Supplied data START

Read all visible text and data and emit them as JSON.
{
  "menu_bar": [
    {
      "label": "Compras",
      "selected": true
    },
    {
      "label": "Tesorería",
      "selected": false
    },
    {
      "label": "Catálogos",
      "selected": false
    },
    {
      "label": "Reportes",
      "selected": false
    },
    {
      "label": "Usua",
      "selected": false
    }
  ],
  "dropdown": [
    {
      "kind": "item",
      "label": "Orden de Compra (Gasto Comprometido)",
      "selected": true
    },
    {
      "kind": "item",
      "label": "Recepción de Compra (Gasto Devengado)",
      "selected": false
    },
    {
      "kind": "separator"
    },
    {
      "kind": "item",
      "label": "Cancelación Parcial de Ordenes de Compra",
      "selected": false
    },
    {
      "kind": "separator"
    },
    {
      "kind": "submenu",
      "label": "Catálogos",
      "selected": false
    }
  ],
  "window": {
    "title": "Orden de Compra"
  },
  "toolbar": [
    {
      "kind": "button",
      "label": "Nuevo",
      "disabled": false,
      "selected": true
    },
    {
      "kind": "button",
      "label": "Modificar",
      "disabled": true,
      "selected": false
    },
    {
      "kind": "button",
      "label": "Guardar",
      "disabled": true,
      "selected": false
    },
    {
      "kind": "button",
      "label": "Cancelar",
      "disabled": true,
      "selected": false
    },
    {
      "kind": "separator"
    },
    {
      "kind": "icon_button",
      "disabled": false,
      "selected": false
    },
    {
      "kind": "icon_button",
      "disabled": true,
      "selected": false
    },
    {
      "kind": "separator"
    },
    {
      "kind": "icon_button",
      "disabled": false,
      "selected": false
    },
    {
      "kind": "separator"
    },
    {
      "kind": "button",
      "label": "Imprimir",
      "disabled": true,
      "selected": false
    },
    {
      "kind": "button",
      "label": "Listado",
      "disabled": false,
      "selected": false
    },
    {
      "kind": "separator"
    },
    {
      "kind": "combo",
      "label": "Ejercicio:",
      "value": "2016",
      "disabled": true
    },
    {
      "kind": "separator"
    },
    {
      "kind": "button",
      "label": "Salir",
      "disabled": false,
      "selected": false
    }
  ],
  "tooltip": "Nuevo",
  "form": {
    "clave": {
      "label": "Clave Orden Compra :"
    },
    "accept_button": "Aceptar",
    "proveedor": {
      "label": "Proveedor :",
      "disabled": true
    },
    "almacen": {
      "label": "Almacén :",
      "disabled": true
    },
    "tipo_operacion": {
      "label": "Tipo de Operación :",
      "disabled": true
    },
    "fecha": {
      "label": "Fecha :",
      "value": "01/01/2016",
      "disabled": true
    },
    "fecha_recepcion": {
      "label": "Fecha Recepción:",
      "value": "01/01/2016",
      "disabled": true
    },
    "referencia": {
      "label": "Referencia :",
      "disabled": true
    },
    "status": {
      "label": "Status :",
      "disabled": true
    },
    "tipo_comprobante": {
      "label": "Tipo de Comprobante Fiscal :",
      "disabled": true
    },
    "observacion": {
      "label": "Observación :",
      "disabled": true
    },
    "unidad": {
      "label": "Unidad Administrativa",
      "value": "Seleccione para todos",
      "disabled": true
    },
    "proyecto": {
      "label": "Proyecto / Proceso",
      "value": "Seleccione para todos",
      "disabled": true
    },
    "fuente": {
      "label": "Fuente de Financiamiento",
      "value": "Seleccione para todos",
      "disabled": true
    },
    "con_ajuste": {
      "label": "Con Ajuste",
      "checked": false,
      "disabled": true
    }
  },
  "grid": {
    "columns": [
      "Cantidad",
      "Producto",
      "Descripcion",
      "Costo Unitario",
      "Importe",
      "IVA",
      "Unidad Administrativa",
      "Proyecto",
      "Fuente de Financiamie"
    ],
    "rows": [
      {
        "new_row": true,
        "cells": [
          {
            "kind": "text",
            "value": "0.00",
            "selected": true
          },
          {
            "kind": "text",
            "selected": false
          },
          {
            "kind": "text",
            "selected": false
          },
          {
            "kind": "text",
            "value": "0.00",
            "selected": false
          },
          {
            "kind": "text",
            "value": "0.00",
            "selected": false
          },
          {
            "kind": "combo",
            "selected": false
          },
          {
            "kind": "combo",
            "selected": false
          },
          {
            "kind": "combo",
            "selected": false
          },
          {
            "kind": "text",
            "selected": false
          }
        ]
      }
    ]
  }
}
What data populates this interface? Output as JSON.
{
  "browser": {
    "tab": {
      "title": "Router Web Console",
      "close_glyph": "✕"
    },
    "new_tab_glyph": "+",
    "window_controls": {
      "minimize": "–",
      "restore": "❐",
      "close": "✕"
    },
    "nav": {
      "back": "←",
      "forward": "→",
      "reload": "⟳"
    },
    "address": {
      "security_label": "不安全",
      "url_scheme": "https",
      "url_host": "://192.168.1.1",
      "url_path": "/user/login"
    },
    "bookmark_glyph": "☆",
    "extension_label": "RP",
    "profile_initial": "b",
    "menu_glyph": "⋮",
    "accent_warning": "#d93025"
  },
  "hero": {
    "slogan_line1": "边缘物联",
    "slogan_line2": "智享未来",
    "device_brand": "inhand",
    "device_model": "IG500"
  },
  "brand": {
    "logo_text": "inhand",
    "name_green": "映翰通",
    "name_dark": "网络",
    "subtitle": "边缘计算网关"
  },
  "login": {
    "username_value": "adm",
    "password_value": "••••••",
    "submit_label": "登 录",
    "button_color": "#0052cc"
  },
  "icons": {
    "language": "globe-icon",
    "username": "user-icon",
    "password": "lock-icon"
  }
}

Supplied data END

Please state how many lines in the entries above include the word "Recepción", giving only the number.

• _Exercise output_
2